The top green economy performers worldwide

The top green economy performers worldwide

Countries with a high reliance on fossil fuel extraction and export generally perform poorly on the GGEI, with a few exceptions. Kuwait, Qatar, Saudi Arabia and Russia all perform poorly while Norway and Canada do much better.

Continuing Trends

Rapidly growing economies, China and India continue to show performance weakness on the GGEI Markets & Investment dimension. Given the large investment required to achieve their climate targets, green investment promotion, cleantech innovation, and corporate sustainability should be developed further.

The United States ranks near the top of the GGEI perception survey and it is widely viewed as a vital market for green investment and innovation, yet overall the U.S. continues to have mediocre performance results, ranking 30th of the 80 countries covered. However, the GGEI found that U.S. company-level initiatives to green supply chains and reduce carbon footprints are accelerating.

Despite having a new prime minister, Australia continues to register a poor result on this new GGEI, ranking 55th of the 80 countries covered for performance. While green markets there are showing some strength, the overall carbon intensity of the Australian economy remains extremely high.

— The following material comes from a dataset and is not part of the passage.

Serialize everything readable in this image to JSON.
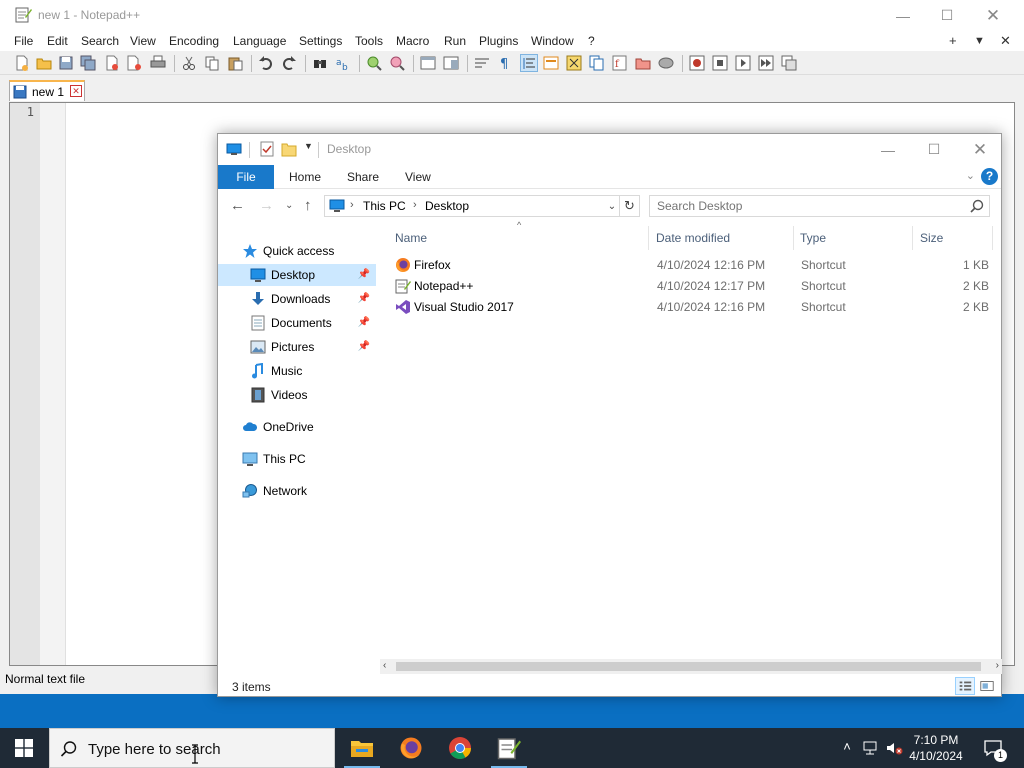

Hosting the annual Conference of Parties (COP) can positively impact the host country’s green brand. Yet this short-term image boost does not always translate to improved green performance in the longer-term, as demonstrated by the low GGEI performance results for Poland (COP19), Qatar (COP18) and South Africa (COP17).

The United Kingdom’s GGEI performance continues to lag behind its EU peers, ranking 25th of the 80 countries covered. While the UK does very well on both the perception and performance side of the Markets & Investment dimension, inconsistent policies supporting renewable energy and green growth continue to hurt the UK on other parts of the GGEI.

Note: The full report can be accessed here